Pacquiao keen for revenge

 Even though devastatingly knocked out, and for Juan Manuel Márquez, who destroyed him in front of a disbelieving audience at the MGM Grand in Las Vegas.

In the six rounds it lasted (to within a second, anyway), the fourth meeting between Pacquiao and Márquez on December 8 – for no title but with worldwide fascination – proved to be the most dramatic and the hardest to fathom. It was the Filipino who wanted a war and it was the counter-punching Mexican who delivered the concluding howitzer, a short right to his opponent’s oncoming jaw that dumped him in a sad bundle, face down, near his own corner.

Having never threatened to do that in their previous three fights, Marquez had also dropped Pacquiao in the third with a long-range haymaker and survived his own embarrassment when Pacquiao put him down in the fifth with a crisp, short right. The 39-year-old Mexican admitted later he feared he might be knocked out himself, so ferociously did Pacquiao come back at him after the first knockdown.
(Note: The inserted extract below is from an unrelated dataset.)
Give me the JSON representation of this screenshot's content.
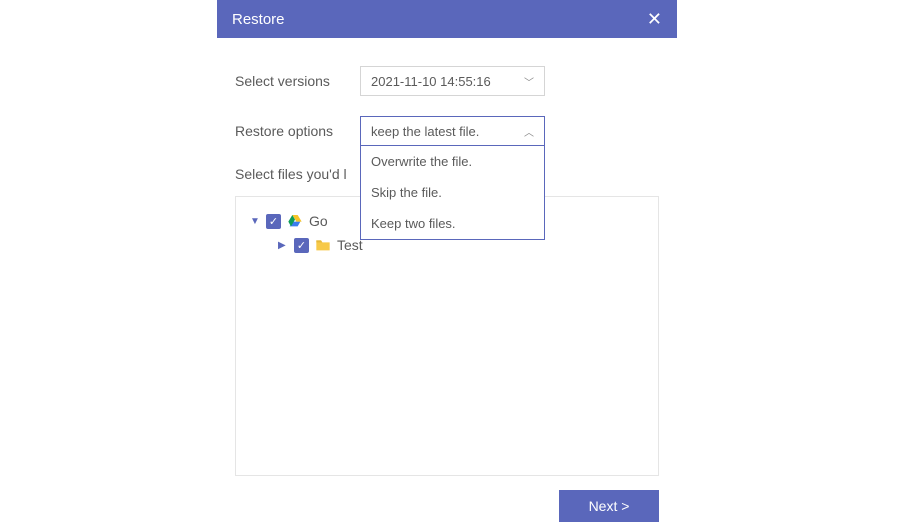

Few could remember such intense swapping and sharing of pain, a furious blur of leather drowning out reason and caution. When he walked into the last punch, Pacquiao floated to the floor as if anaesthetised, much as Ricky Hatton had done here at his feet three-and-a-half years ago.

And then, even as Pacquiao’s wife, Jinkee, sobbed over his stricken form, promoter Bob Arum shifted his thoughts a few clicks into the future, declaring within minutes: “A fifth fight? Why not? Have you seen a more exciting fight in years?”

For a moment, the principals ignored the rumbling insinuations from Pacquiao’s trainer, Freddie Roach, that Márquez might have been “juiced” (he was not alone in his suspicions). This was not the time to quibble – and Márquez had been vehement in his denial of the rumours, although in nearly two decades in the business he had rarely hit with such stunning power. Nor had Pacquiao been so convincingly cut down with a single shocking blow.

Did Pacquiao want to do it all over again? “Yes, why not?” he said. “It’s a good fight. If you give us a chance, we’ll fight again.”

Whatever he has done to revive his career, Márquez not only wiped away the memory of two close defeats and a draw against Pacquiao, he could also fairly claim overall dominance because of the manner of his win. Previously the judges had been the villains. Last Saturday night, they were in agreement – with each other and most observers – and called it 47-46 for Pacquiao after five rounds. The sixth took the decision out of their hands, which was maybe just as well. – © Guardian News & Media 2012

We make it make sense

If this story helped you navigate your world, subscribe to the M&G today for just R30 for the first three months

Subscribers get access to all our best journalism, subscriber-only newsletters, events and a weekly cryptic crossword.”

Kevin Mitchell
Kevin Mitchell works from Dublin. I am a neurogeneticist interested in the genetics of brain wiring and its contribution to variation in human faculties. Author of INNATE (2018). https://t.co/GjDT4WTDIQ Kevin Mitchell has over 20805 followers on Twitter.

Related stories

WELCOME TO YOUR M&G

Already a subscriber? Sign in here

Advertising

Latest stories

Panyaza Lesufi elected ANC Gauteng chairman by slim margin

The conference was characterised by numerous delays and was poorly organised, garnering outrage from delegates

Police investigating 21 teen deaths at Eastern Cape tavern

Many of the victims are thought to have been learners celebrating the end of their high school exams

Turn side hustles into full-time work

Resilience alone in the face of crisis is not what will get us through. It needs to be coupled with intentional investment and support to address the reality of our country’s youth

Are mandatory Covid-19 vaccinations a violation of human rights?

The issue is a complex one, and nearly impossible to enforce
Advertising

press releases

Loading latest Press Releases…
×